BEGIN

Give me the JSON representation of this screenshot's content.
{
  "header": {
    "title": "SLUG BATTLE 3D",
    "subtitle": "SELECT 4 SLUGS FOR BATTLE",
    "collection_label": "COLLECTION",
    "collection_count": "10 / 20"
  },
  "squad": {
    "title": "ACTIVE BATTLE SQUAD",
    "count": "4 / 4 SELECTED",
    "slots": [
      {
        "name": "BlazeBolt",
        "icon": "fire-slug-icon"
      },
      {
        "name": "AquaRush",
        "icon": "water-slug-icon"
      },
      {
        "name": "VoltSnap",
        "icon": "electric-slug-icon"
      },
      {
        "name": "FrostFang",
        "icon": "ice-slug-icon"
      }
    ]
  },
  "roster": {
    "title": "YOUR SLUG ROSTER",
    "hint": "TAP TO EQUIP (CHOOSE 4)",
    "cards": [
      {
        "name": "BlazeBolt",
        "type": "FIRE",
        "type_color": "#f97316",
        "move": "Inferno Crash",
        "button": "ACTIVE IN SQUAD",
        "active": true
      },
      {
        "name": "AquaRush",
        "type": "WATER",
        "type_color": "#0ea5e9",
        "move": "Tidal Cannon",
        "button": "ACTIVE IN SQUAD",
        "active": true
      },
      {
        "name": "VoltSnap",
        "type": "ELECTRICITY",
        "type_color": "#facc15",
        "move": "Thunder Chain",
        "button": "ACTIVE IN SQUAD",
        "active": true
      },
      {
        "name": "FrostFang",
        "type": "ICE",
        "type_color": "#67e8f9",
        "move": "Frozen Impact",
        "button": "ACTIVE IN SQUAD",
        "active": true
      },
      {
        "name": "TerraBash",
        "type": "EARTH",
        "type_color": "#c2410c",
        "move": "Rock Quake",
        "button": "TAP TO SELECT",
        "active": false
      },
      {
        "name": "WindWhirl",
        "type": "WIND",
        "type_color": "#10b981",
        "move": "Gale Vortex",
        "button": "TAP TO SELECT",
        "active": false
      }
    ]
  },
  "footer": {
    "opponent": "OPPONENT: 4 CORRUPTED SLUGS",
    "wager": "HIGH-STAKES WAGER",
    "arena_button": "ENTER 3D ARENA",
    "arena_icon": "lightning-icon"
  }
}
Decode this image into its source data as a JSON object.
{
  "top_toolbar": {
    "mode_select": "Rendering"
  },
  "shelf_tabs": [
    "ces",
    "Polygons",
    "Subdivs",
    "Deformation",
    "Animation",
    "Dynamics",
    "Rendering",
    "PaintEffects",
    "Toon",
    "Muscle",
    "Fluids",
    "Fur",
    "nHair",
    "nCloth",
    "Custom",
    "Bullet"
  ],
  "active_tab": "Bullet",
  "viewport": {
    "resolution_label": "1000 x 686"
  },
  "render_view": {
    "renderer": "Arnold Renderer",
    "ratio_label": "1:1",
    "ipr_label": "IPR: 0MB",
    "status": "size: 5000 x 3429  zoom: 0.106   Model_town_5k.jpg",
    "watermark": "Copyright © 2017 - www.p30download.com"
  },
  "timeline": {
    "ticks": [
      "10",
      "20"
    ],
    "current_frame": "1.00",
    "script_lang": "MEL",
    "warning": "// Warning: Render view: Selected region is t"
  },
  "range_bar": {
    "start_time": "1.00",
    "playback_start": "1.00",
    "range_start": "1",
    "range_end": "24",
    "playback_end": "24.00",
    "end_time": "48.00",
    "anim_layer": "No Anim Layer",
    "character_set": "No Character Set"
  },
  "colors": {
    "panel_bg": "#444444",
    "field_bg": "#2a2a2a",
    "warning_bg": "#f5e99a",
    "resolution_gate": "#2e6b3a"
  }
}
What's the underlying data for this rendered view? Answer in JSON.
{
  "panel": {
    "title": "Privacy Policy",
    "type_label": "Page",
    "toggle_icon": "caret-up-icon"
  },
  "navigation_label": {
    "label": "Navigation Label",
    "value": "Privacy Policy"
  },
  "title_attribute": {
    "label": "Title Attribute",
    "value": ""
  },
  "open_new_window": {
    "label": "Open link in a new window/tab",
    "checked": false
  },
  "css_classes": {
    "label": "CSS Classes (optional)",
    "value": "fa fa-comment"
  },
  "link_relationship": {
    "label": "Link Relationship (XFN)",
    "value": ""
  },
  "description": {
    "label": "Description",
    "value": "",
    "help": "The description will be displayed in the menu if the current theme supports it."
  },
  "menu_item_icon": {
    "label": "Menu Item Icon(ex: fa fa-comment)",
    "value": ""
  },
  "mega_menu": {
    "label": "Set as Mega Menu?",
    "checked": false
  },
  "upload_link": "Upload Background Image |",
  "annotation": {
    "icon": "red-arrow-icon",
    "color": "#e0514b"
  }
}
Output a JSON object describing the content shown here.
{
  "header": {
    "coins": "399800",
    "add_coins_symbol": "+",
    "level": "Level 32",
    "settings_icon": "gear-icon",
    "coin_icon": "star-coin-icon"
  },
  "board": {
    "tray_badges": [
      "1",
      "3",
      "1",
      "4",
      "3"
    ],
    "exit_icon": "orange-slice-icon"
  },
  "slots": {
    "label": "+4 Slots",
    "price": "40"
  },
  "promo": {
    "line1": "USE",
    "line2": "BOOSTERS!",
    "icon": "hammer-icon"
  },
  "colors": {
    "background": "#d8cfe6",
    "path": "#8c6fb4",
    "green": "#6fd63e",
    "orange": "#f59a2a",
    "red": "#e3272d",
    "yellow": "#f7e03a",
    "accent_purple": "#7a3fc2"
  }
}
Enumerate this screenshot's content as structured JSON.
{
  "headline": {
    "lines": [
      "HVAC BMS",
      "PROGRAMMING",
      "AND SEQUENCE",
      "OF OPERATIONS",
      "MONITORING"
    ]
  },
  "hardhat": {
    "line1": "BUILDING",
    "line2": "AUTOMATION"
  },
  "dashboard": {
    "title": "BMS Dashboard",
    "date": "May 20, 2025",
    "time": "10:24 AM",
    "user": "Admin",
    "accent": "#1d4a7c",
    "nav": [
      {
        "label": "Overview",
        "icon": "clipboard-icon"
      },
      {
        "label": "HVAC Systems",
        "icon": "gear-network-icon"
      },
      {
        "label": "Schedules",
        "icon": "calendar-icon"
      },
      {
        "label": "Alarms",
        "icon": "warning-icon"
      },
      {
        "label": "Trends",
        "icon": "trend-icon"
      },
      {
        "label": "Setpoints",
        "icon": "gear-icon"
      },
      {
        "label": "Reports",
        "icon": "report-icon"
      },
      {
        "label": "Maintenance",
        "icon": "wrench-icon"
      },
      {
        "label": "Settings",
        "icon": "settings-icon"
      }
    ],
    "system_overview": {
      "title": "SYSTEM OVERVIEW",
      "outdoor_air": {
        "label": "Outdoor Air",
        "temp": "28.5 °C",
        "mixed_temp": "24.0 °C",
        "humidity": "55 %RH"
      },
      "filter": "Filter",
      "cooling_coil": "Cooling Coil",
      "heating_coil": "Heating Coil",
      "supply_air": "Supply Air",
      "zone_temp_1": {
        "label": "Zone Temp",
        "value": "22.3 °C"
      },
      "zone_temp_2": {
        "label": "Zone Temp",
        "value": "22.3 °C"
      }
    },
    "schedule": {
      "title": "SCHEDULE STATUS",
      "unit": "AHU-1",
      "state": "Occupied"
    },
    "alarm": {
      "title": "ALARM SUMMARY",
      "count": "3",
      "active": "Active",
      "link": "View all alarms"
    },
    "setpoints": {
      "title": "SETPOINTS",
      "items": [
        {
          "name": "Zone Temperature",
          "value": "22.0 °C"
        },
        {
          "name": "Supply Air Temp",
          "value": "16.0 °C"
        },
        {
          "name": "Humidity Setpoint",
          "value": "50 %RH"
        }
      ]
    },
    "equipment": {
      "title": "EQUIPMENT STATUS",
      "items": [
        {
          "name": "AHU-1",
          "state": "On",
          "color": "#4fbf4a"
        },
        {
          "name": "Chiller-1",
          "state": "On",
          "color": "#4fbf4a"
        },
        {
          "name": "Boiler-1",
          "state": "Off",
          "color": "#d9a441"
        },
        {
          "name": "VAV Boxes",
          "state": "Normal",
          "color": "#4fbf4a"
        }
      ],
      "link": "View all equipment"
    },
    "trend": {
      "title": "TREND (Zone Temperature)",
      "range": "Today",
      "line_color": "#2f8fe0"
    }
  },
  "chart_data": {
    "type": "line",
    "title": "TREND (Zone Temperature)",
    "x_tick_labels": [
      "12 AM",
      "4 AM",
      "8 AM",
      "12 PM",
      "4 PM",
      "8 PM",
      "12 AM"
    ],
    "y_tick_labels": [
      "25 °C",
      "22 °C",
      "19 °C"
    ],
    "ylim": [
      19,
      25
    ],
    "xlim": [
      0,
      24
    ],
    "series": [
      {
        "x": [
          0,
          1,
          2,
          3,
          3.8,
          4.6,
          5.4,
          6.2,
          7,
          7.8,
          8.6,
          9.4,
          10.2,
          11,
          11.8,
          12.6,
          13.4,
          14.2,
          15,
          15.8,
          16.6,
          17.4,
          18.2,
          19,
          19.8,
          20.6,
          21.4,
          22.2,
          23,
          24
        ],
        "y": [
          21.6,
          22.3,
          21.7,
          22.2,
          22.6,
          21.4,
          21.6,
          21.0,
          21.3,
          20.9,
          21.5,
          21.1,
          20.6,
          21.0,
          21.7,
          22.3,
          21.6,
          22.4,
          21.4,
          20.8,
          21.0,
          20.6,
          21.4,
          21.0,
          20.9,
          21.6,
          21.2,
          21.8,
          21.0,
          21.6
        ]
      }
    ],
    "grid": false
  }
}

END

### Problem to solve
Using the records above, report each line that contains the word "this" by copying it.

### Solution to the problem
Give me the JSON representation of this screenshot's content.
Decode this image into its source data as a JSON object.
What's the underlying data for this rendered view? Answer in JSON.
Enumerate this screenshot's content as structured JSON.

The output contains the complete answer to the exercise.